Landulf's Historia begins with the disputed election of Anselmo da Bovisio to the see of Milan in 1097. The narrative, which coincides with Landulf's adult life, is compact and circular. It begins with the unjust intervention of a Papal officer, Hermann, in the affairs of the church of Milan and ends with the restoration of good relations between Milan and the Papacy by Bernard of Clairvaux. Landulf places the blame for the Milan's problems on Hermann, and notes with satisfaction that both Archbishops Anselmo III and Arnulf III refusd to consecrate him after his election as bishop of Brescia. He also approves of King Conrad II's refusal to have anything to do with Anselmo da Bovisio or Hermann's consecration.[3]

Although Landulf is a partisan narrator and his account judgemental as well as personal, it is historically valuable for its eyewitness testimony and its uncritical attitude.[2] Landulf writes "without thorough understanding and remain[s] disturbed by the progressive breaking apart of the traditional order" that birthed the Milanese comune.[4] The quality of Landulf's writing is unexepectedly poor for one who received an education from the leading philosophers of France.
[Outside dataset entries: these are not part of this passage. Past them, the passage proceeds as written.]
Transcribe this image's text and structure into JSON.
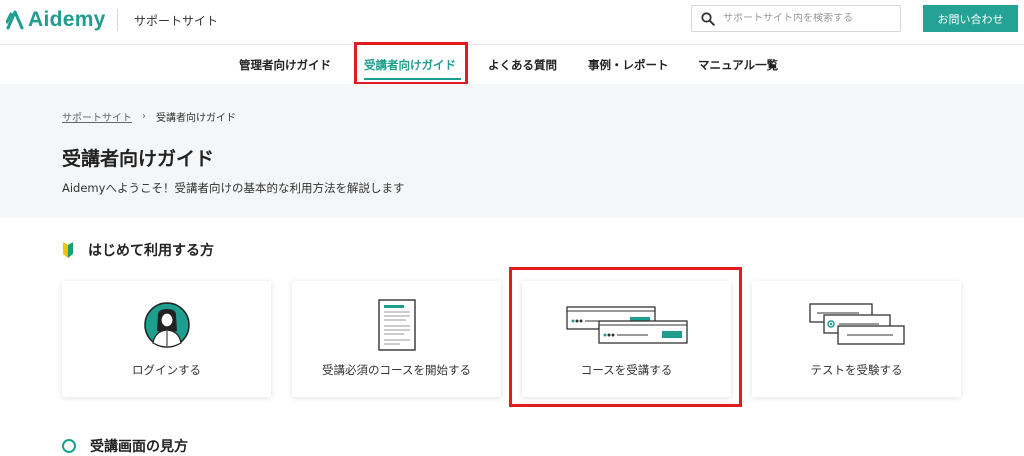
{
  "header": {
    "logo_text": "Aidemy",
    "site_name": "サポートサイト",
    "search_placeholder": "サポートサイト内を検索する",
    "contact_label": "お問い合わせ"
  },
  "nav": {
    "items": [
      {
        "label": "管理者向けガイド"
      },
      {
        "label": "受講者向けガイド"
      },
      {
        "label": "よくある質問"
      },
      {
        "label": "事例・レポート"
      },
      {
        "label": "マニュアル一覧"
      }
    ]
  },
  "breadcrumb": {
    "home": "サポートサイト",
    "separator": "›",
    "current": "受講者向けガイド"
  },
  "hero": {
    "title": "受講者向けガイド",
    "description": "Aidemyへようこそ！受講者向けの基本的な利用方法を解説します"
  },
  "section": {
    "title": "はじめて利用する方",
    "cards": [
      {
        "label": "ログインする",
        "icon": "login-person-icon"
      },
      {
        "label": "受講必須のコースを開始する",
        "icon": "document-icon"
      },
      {
        "label": "コースを受講する",
        "icon": "course-windows-icon"
      },
      {
        "label": "テストを受験する",
        "icon": "test-windows-icon"
      }
    ]
  },
  "next_section": {
    "title": "受講画面の見方"
  },
  "colors": {
    "brand": "#1d9e8e",
    "highlight": "#e01b24",
    "hero_bg": "#f5f6f7"
  }
}
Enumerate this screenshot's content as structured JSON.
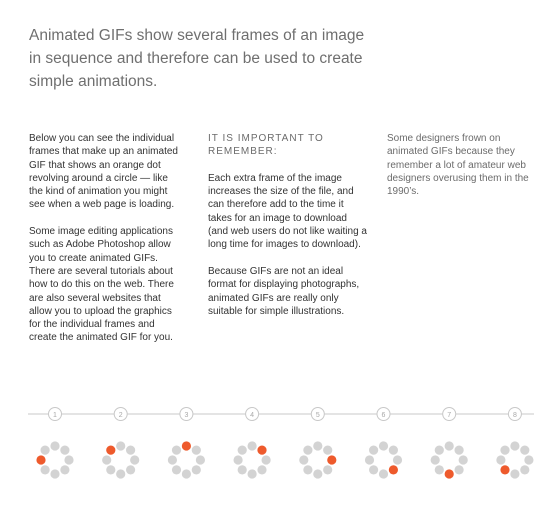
{
  "intro": "Animated GIFs show several frames of an image in sequence and therefore can be used to create simple animations.",
  "column1": {
    "paragraphs": [
      "Below you can see the individual frames that make up an animated GIF that shows an orange dot revolving around a circle — like the kind of animation you might see when a web page is loading.",
      "Some image editing applications such as Adobe Photoshop allow you to create animated GIFs. There are several tutorials about how to do this on the web. There are also several websites that allow you to upload the graphics for the individual frames and create the animated GIF for you."
    ]
  },
  "column2": {
    "heading": "IT IS IMPORTANT TO REMEMBER:",
    "paragraphs": [
      "Each extra frame of the image increases the size of the file, and can therefore add to the time it takes for an image to download (and web users do not like waiting a long time for images to download).",
      "Because GIFs are not an ideal format for displaying photographs, animated GIFs are really only suitable for simple illustrations."
    ]
  },
  "column3": {
    "paragraphs": [
      "Some designers frown on animated GIFs because they remember a lot of amateur web designers overusing them in the 1990’s."
    ]
  },
  "frames": {
    "labels": [
      "1",
      "2",
      "3",
      "4",
      "5",
      "6",
      "7",
      "8"
    ],
    "active_dot_index": [
      7,
      0,
      1,
      2,
      3,
      4,
      5,
      6
    ],
    "colors": {
      "active": "#ee5a2c",
      "inactive": "#d3d3d3",
      "line": "#c8c8c8",
      "marker_text": "#a8a8a8"
    }
  }
}
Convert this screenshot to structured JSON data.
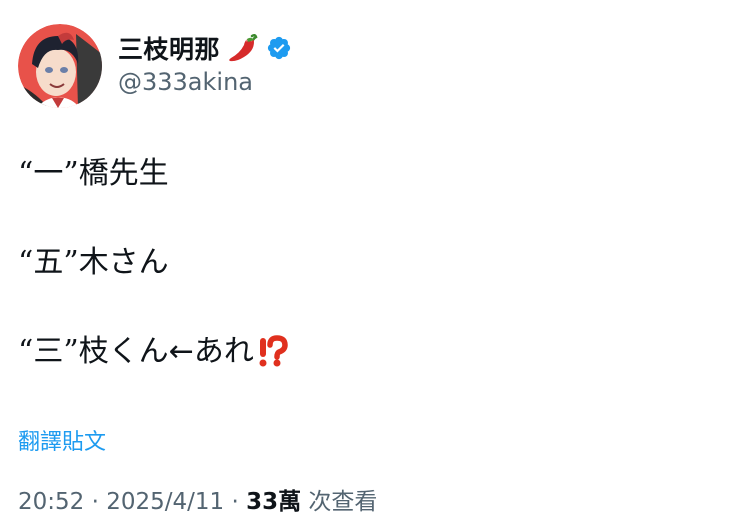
{
  "author": {
    "display_name": "三枝明那",
    "handle": "@333akina",
    "verified": true,
    "name_emoji": "hot-pepper-icon",
    "verified_color": "#1d9bf0"
  },
  "tweet": {
    "lines": [
      {
        "open_quote": "“",
        "quoted": "一",
        "close_quote": "”",
        "rest": "橋先生"
      },
      {
        "open_quote": "“",
        "quoted": "五",
        "close_quote": "”",
        "rest": "木さん"
      },
      {
        "open_quote": "“",
        "quoted": "三",
        "close_quote": "”",
        "rest": "枝くん←あれ"
      }
    ],
    "trailing_emoji": "interrobang-icon"
  },
  "translate_label": "翻譯貼文",
  "meta": {
    "time": "20:52",
    "sep1": " · ",
    "date": "2025/4/11",
    "sep2": " · ",
    "views_count": "33萬",
    "views_label": " 次查看"
  },
  "colors": {
    "link": "#1d9bf0",
    "secondary_text": "#536471",
    "primary_text": "#0f1419"
  }
}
The Historia received its editio princeps from G. A. Sassi, on behalf of Ludovico Muratori, in 1724. The standard critical edition is that of Ludwig Bethmann and Philipp Jaffé for the Monumenta Germaniae Historica in 1868.[2]

Editions[edit]

  • Sassi, G. A.; Muratori, L. A., ed. Rerum italicarum scriptores, V (Milan, 1724), cols. 429–520
  • Bethmann, L.; Jaffé, P. Monumenta Germaniae Historica, Scriptores, XX (Hanover, 1868), pp. 17–49.
  • Castiglioni, C. Rerum italicarum scriptores, 2nd ed., V, 3 (Bologna, 1934).

Notes[edit]

  1. ^ His name in Italian is Landolfo di San Paolo or Landolfo Iuniore; in Latin Landulphus Iunior.
  2. ^ a b c d e f g h i j k l m n o p q r s t u Chiesa (2004).
  3. ^ Cowdrey (1968), 292–94.
  4. ^ Chiesa (2004): senza comprenderlo fino in fondo e rimanendo anzi turbato dalla progressiva frantumazione dell'ordine tradizionale

Sources[edit]

  • Capitani, Ovidio. (1989). "Da Landolfo seniore a Landolfo iuniore: momenti di un processo in crisi". Milano e il suo territorio in età comunale (secc. XI–XII), Atti dell'XI Congresso internazionale di studi sull'Alto Medioevo, Milano, 26–30 ottobre 1987 (Spoleto), 589–622.
  • Chiesa, Paolo. (2004). "Landolfo Iuniore (Landolfo di S. Paolo)" Dizionario Biografico degli Italiani 63. Rome: Istituto dell'Enciclopedia Italiana.
  • Cowdrey, H. E. J. (1968). "The Succession of the Archbishops of Milan in the Time of Pope Urban II". The English Historical Review 83, 327: 285–94.
  • Cowdrey, H. E. J. (1968). "The Papacy, the Patarenes and the Church of Milan". Transactions of the Royal Historical Society, Fifth Series, 18: 25–48.